The Mississippi Alluvial Plain, located in the south-central United States, is undergoing long-term groundwater-level declines within the surficial Mississippi River Valley alluvial aquifer (hereinafter referred to as “alluvial aquifer”), which has raised concerns about future groundwater availability. In some parts of the alluvial aquifer, groundwater availability for common uses such as irrigation, public supply, and domestic use is limited by quality (for example, high salinity) rather than quantity of water stored in the aquifer. The Mississippi Alluvial Plain region has an abundance of water-quality measurements in the alluvial aquifer and deeper aquifers; however, large areas lack direct measurements of salinity to evaluate regional groundwater availability. Statistical models can interpolate between wells to fill in spatial data gaps. In 2021, the U.S. Geological Survey trained two boosted regression tree (BRT) machine-learning models on specific conductance data available between 1942 and 2020 to predict spatially continuous surfaces of groundwater salinity at multiple depths for the alluvial aquifer and deeper aquifers. Well construction information, water levels, and surficial variables such as geomorphology and soils were included as explanatory variables in this baseline model. Additionally, subsurface electrical resistivity data from the first aquifer-wide aerial electromagnetic (AEM) survey for the region were incorporated to create a geophysical model. This work expands on prior BRT salinity predictions of the alluvial aquifer and extends predictions south to the Gulf of Mexico, where groundwater salinity is high. AEM survey data were not available for the southern extent of the alluvial aquifer at the time of modeling. A BRT model was trained without (baseline) and with (geophysical) AEM variables to test the ability of the models to predict salinity where explanatory data are missing and response data are sparse. Additionally, model sensitivity to AEM survey data was evaluated to better understand how AEM variables influence specific conductance predictions. Model performance was improved with the addition of geophysical data, which added three-dimensional information, thereby improving salinity predictions at depth. Groundwater specific conductance predictions can help inform other geophysical investigations in the southern extent of the study area, where high groundwater specific conductance can obfuscate changes in aquifer sediment resistivity and could limit groundwater resources for agricultural, public supply, and domestic uses.
|Title||Machine-learning predictions of groundwater specific conductance in the Mississippi Alluvial Plain, south-central United States, with evaluation of regional geophysical aerial electromagnetic data as explanatory variables|

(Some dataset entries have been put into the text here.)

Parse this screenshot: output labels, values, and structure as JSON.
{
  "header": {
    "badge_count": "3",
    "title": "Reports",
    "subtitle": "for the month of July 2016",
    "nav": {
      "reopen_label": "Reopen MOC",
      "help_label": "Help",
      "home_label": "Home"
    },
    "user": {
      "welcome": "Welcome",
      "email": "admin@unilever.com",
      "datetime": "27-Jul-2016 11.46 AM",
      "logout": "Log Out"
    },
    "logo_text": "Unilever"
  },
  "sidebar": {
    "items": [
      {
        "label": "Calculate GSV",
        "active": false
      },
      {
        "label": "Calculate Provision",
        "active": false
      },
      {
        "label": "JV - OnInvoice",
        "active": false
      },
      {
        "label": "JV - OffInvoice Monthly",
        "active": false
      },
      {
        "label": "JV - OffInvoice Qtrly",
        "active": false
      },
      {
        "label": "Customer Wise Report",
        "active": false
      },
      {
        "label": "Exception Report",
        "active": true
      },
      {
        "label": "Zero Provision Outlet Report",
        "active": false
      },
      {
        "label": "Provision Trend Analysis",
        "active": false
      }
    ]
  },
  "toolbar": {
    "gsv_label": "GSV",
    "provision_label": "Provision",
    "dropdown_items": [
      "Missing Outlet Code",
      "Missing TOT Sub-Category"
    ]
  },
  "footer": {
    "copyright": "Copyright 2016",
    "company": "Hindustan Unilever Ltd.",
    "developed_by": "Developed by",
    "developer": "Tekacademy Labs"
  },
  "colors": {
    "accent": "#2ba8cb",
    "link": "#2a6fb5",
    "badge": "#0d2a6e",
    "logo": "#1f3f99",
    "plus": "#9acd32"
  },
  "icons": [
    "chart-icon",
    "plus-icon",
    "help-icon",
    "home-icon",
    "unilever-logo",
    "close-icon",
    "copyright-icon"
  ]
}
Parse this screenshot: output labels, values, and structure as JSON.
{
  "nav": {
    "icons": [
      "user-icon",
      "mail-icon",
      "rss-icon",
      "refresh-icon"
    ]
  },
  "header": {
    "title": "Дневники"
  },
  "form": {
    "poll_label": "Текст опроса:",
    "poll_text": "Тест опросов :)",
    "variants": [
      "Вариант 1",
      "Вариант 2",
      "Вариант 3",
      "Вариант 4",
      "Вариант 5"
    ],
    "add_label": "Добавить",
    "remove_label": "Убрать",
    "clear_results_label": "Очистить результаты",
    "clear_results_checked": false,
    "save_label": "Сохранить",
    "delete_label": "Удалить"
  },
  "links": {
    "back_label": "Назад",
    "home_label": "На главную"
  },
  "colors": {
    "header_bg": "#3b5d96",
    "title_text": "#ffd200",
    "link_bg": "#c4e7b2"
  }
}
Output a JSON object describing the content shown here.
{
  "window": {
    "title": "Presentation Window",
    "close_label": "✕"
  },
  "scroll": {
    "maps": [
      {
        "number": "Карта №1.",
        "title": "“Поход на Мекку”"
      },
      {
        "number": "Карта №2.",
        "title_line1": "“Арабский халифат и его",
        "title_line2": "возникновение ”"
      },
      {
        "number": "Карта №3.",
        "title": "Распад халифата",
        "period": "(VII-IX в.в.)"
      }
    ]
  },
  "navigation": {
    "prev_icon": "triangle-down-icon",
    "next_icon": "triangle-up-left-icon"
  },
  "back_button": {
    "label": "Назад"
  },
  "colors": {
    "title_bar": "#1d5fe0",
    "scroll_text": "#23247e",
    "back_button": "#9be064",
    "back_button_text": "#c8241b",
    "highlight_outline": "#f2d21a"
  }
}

|Authors||Courtney D. Killian, Katherine J. Knierim|
|Publication Subtype||USGS Numbered Series|
|Series Title||Scientific Investigations Report|
|Record Source||USGS Publications Warehouse|
|USGS Organization||Lower Mississippi-Gulf Water Science Center|